What is expected:
In the entries below, find the lines with the word "likes" and copy them.

----- Records -----

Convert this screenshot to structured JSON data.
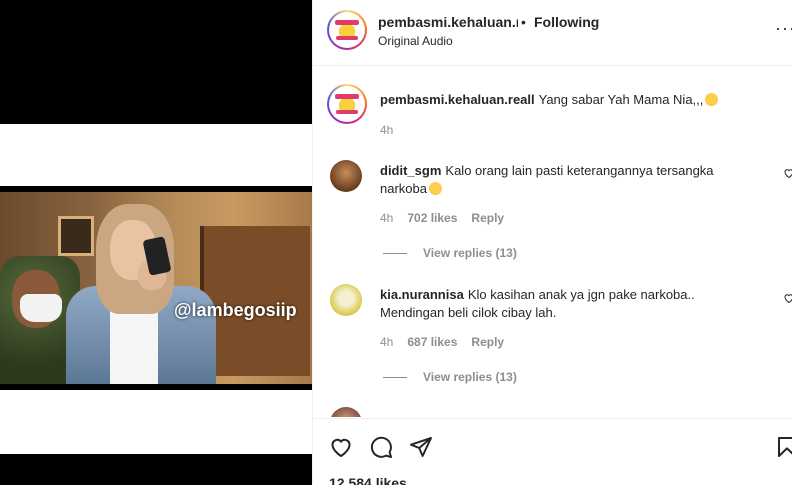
{
  "post": {
    "watermark": "@lambegosiip"
  },
  "header": {
    "username": "pembasmi.kehaluan.reall",
    "dot": "•",
    "follow_status": "Following",
    "audio": "Original Audio",
    "more": "···"
  },
  "caption": {
    "username": "pembasmi.kehaluan.reall",
    "text": "Yang sabar Yah Mama Nia,,,",
    "time": "4h"
  },
  "comments": [
    {
      "username": "didit_sgm",
      "text": "Kalo orang lain pasti keterangannya tersangka narkoba",
      "time": "4h",
      "likes": "702 likes",
      "reply_label": "Reply",
      "view_replies": "View replies (13)"
    },
    {
      "username": "kia.nurannisa",
      "text": "Klo kasihan anak ya jgn pake narkoba.. Mendingan beli cilok cibay lah.",
      "time": "4h",
      "likes": "687 likes",
      "reply_label": "Reply",
      "view_replies": "View replies (13)"
    }
  ],
  "footer": {
    "likes": "12,584 likes"
  },
  "icons": {
    "like": "heart-icon",
    "comment": "comment-icon",
    "share": "share-icon",
    "save": "bookmark-icon",
    "more": "more-icon"
  },
  "colors": {
    "text": "#262626",
    "muted": "#8e8e8e",
    "border": "#efefef"
  }
}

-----

Answer space:
      "likes": "702 likes",
      "likes": "687 likes",
    "likes": "12,584 likes"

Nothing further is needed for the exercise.